What is a good value in a fillet knife?

Around a 7 inch blade length

Jul 16, 2012
bigwave in Cookware

Looking for a good, inexpensive balsamic vinegar

Does TJ's have one?

Apr 05, 2012
bigwave in General Topics

seasoning cast iron: contradictory methods, and which is best?

After more than 20 years of research, practice, and cooking I have perfected the below method and it is gospel!

Materials needed for “seasoning” your pan: Crisco or palm oil, clean cotton rag, paper towels (don’t use vegetable oils as they tend to be sticky.) Crisco should not be used for cooking because it is hydrogenated oil but it is the best for seasoning. This is because it is converted into a polymerized oil & carbon layer that seals the pan but does not enter into your food.

1. Preheat the oven to 250F. for 15 minutes (it is imperative to preheat gas ovens to remove all moisture.) Place clean, uncoated item in the oven, set at 250F, and bring the item up to temp for 20 min. The pre-heat before applying Crisco or oil is essential to this process. Using an oven mitt, remove pre-heated item and set on a large baking sheet or newspapers (place hot pads under sheet to protect counter.)

2. Wipe on Crisco or palm oil with a clean rag, inside and out, and then wipe off all the excess with paper towels. Be careful not to leave particles from paper towel. Wipe it down until it looks like you've wiped it all off. Even if it looks dry, it's not. Very little coating is needed. If you TRY to leave a little bit on, then that’s too much. This prevents forming “splotches.” Now it won’t drip off so just put it right on your oven rack.

3. Return it to the oven, still at 250F, right side up on the oven rack, for 10 min. Then, using an oven mitt, take pan out, wipe once more with folded up paper towel to remove excess oil. Return pan to the oven, and raise the temp to 300F. After another 10 min. , take pan out, wipe inside once more with paper towel to remove excess oil. Return to oven, raise temp to 450F, and bake for one hour. Open a window as this produces some fumes.

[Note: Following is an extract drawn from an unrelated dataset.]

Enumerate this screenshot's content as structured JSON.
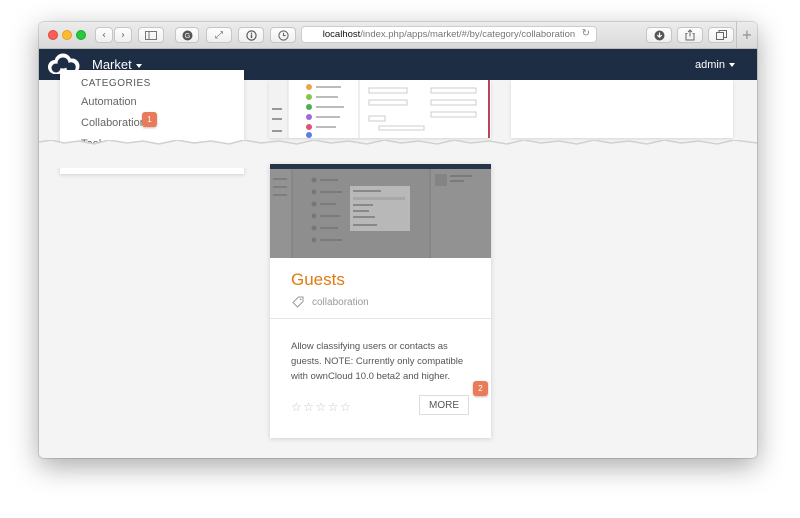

4. After one hour at 450F just turn off the oven and leave it in, without opening the oven, to let it cool slowly for at least an hour.

5. Repeat steps 2 through 4 above four more times, but only apply Crisco or palm oil on the cooking surface. For the last time bake at 450F for 1 ½ hours (90 minutes) to set the finish. Let cool as in #4 above. Your cookware should be nearly black and not sticky. Your pan won't be sticky if the carbonization is complete.

The pan will gradually turn jet black and glossy after using it to cook foods. Be gentle with utensils until it develops a hard, slick black coating. Use a stainless steel spatula (not chrome-plated steel) with a perfectly flat, smooth edge and rounded corners so as not to scratch the nice black layer you have made. A well-used one is ideal as it has its edges smoothed and rounded from use. Clean with hot water only - no soap or detergent. Avoid cooking bacon, ham, or anything with sugar until it develops a hard, slick black coating. The sugar in bacon and ham tends to stick to the pan until it has been used for awhile cooking other foods.

Right before using it wipe a little Crisco or spray a light coat of Pam on the cooking surface. Wipe off with a paper towel. This cleans and prepares the surface. Now add whatever fat or oil you are going to use for cooking. NEVER start heating a cast iron pan on high! This can cause a hot spot and permanently warp the pan. Pre-heat with medium-low heat for a couple minutes. Or place the pan in your oven and set it at 350 degrees and let it preheat for 7 minutes. This is the best method for larger skillets (#10 and larger) and Dutch ovens. Then you can put it on the range burner and turn it up to medium-high (if you are searing meat.)

Oct 20, 2010
bigwave in Cookware